Information provided section start
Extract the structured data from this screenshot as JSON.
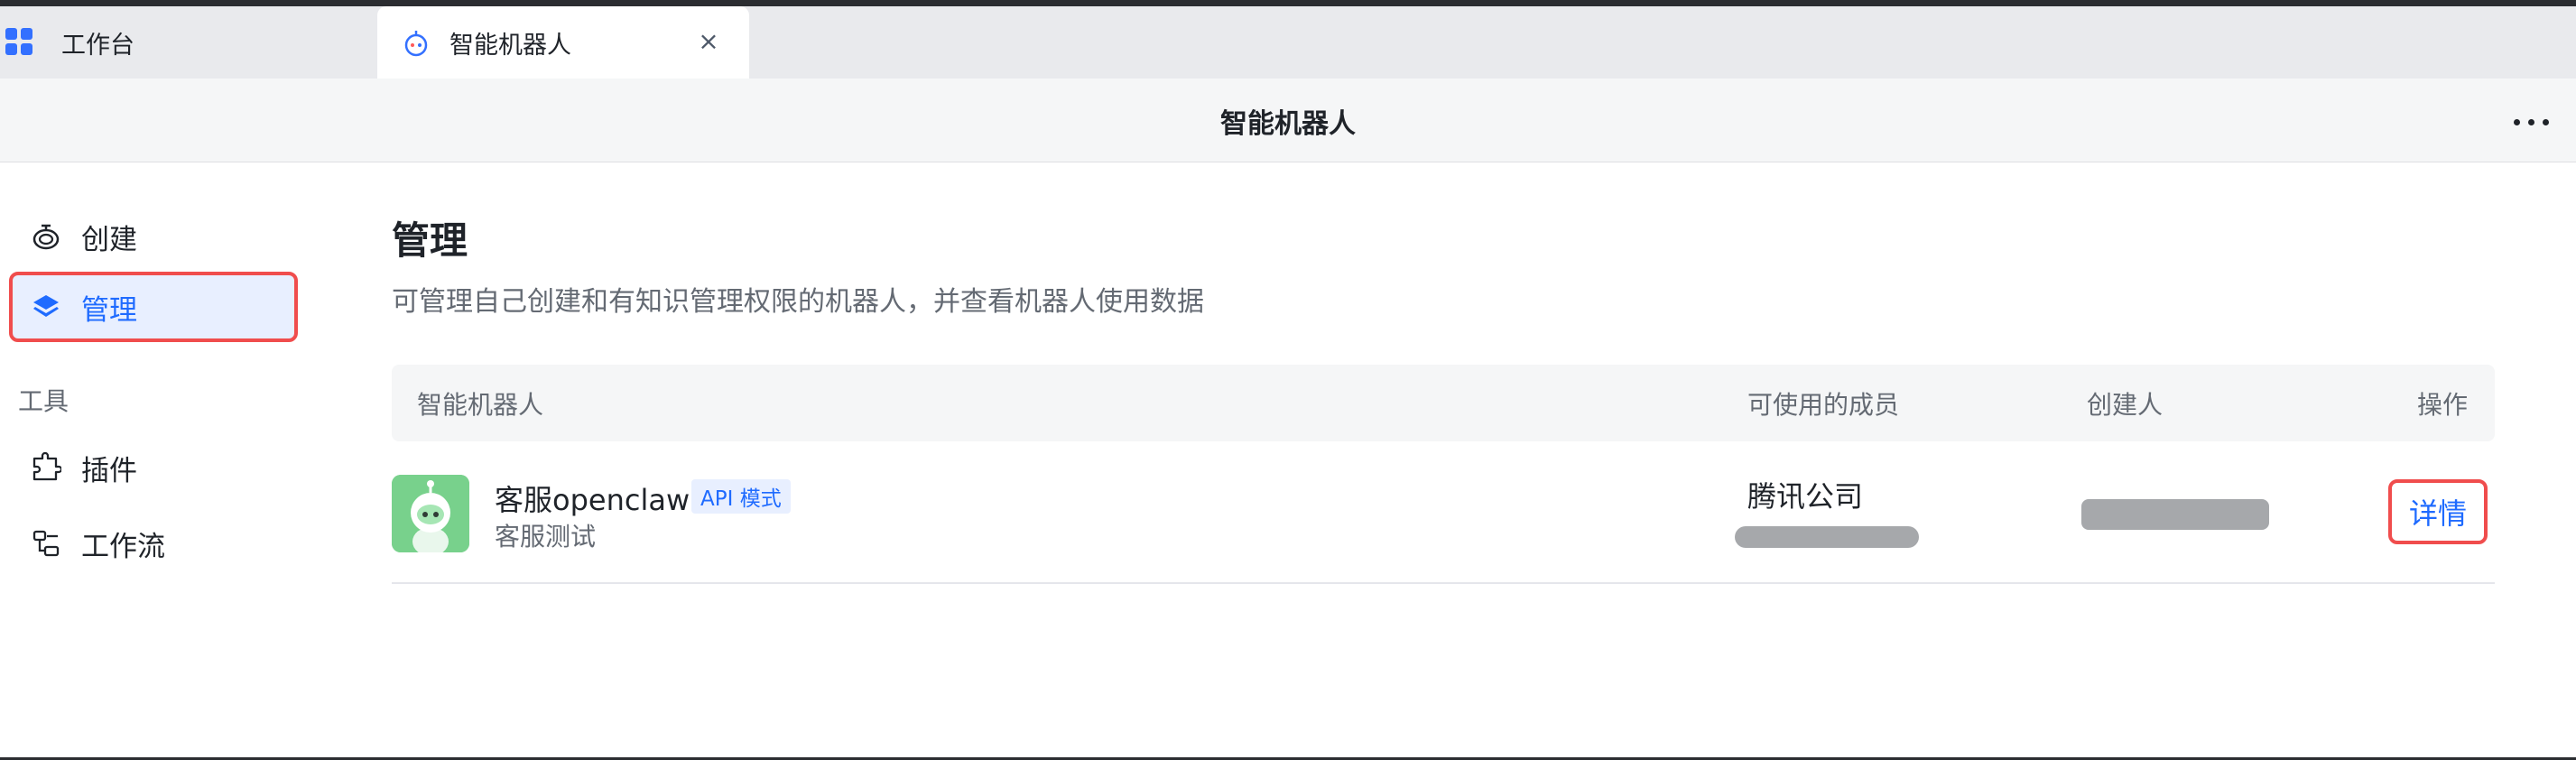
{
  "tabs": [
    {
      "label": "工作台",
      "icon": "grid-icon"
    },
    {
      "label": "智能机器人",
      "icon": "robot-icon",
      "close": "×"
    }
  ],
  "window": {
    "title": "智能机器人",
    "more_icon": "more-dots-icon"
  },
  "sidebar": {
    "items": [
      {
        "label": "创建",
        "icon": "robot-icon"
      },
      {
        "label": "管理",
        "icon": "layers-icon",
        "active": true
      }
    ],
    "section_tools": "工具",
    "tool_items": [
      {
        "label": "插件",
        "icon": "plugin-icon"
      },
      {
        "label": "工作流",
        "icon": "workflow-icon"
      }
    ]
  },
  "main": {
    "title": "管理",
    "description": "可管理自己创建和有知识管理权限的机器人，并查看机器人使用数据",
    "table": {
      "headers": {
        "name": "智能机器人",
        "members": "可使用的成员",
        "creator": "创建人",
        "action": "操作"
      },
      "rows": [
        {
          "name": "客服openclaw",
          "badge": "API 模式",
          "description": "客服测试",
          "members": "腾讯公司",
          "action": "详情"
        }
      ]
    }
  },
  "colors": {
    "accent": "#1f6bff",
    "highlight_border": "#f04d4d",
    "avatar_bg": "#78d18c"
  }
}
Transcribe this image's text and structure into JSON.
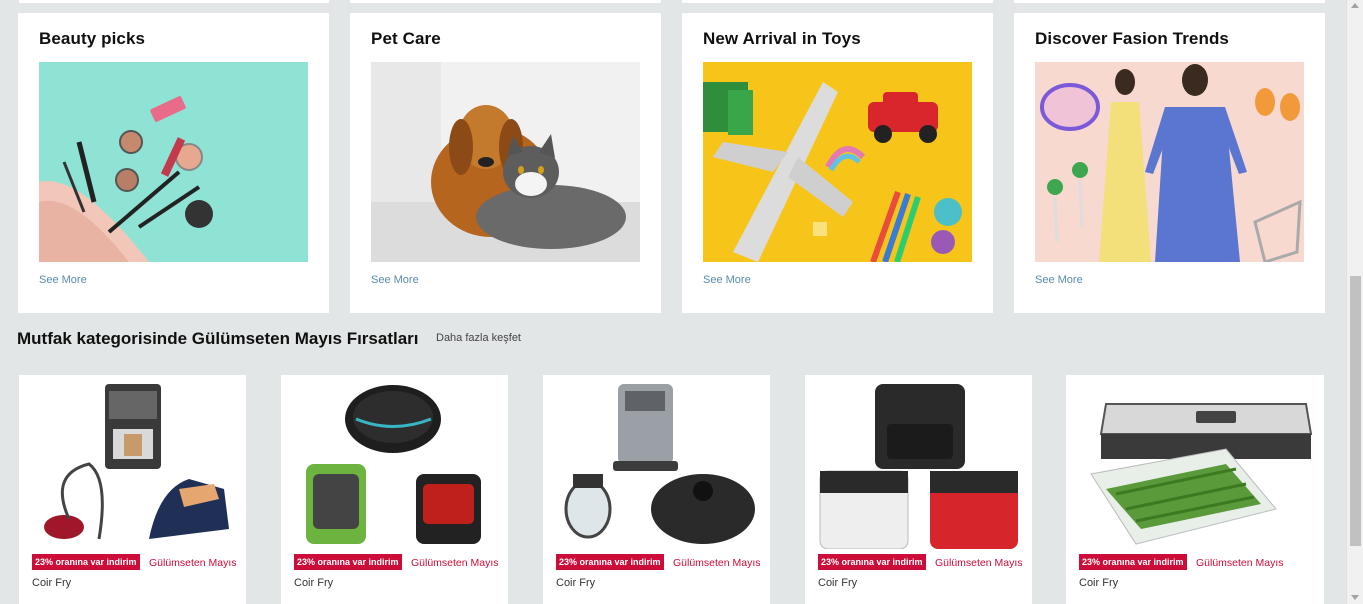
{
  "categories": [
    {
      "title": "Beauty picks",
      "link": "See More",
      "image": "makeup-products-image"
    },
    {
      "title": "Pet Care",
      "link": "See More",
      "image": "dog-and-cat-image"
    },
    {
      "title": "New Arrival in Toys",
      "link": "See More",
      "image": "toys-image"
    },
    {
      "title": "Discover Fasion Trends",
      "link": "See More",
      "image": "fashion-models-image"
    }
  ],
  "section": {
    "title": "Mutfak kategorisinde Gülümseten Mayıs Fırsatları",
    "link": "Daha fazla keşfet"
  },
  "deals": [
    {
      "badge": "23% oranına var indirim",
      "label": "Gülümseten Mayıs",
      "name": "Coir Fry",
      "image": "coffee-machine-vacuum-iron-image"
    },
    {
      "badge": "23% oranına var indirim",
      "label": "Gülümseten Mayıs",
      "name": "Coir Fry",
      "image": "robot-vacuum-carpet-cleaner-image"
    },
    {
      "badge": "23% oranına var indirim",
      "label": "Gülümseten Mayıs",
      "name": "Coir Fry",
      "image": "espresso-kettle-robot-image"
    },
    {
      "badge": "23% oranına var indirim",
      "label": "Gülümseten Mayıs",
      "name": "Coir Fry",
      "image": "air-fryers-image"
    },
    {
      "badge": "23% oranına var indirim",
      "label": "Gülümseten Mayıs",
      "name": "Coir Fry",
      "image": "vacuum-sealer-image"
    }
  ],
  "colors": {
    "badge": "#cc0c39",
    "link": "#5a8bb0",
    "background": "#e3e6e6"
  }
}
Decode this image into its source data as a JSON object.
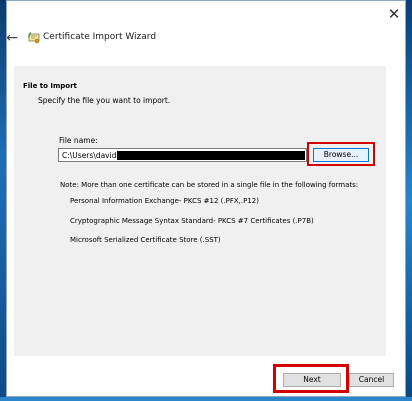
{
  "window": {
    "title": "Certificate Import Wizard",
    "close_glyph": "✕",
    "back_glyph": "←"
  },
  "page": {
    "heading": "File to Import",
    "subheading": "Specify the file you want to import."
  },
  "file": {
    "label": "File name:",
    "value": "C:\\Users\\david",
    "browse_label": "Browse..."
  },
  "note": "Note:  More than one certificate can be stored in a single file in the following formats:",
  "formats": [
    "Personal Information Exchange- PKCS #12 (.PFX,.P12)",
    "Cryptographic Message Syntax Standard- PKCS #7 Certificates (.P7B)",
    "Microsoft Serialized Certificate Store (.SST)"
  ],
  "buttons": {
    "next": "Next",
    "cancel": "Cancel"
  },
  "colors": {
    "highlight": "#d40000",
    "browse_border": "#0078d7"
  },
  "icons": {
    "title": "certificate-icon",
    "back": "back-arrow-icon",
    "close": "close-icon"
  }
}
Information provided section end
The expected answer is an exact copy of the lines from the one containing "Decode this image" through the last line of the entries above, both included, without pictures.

Decode this image into its source data as a JSON object.
{
  "window": {
    "title": "Certificate Import Wizard",
    "close_glyph": "✕",
    "back_glyph": "←"
  },
  "page": {
    "heading": "File to Import",
    "subheading": "Specify the file you want to import."
  },
  "file": {
    "label": "File name:",
    "value": "C:\\Users\\david",
    "browse_label": "Browse..."
  },
  "note": "Note:  More than one certificate can be stored in a single file in the following formats:",
  "formats": [
    "Personal Information Exchange- PKCS #12 (.PFX,.P12)",
    "Cryptographic Message Syntax Standard- PKCS #7 Certificates (.P7B)",
    "Microsoft Serialized Certificate Store (.SST)"
  ],
  "buttons": {
    "next": "Next",
    "cancel": "Cancel"
  },
  "colors": {
    "highlight": "#d40000",
    "browse_border": "#0078d7"
  },
  "icons": {
    "title": "certificate-icon",
    "back": "back-arrow-icon",
    "close": "close-icon"
  }
}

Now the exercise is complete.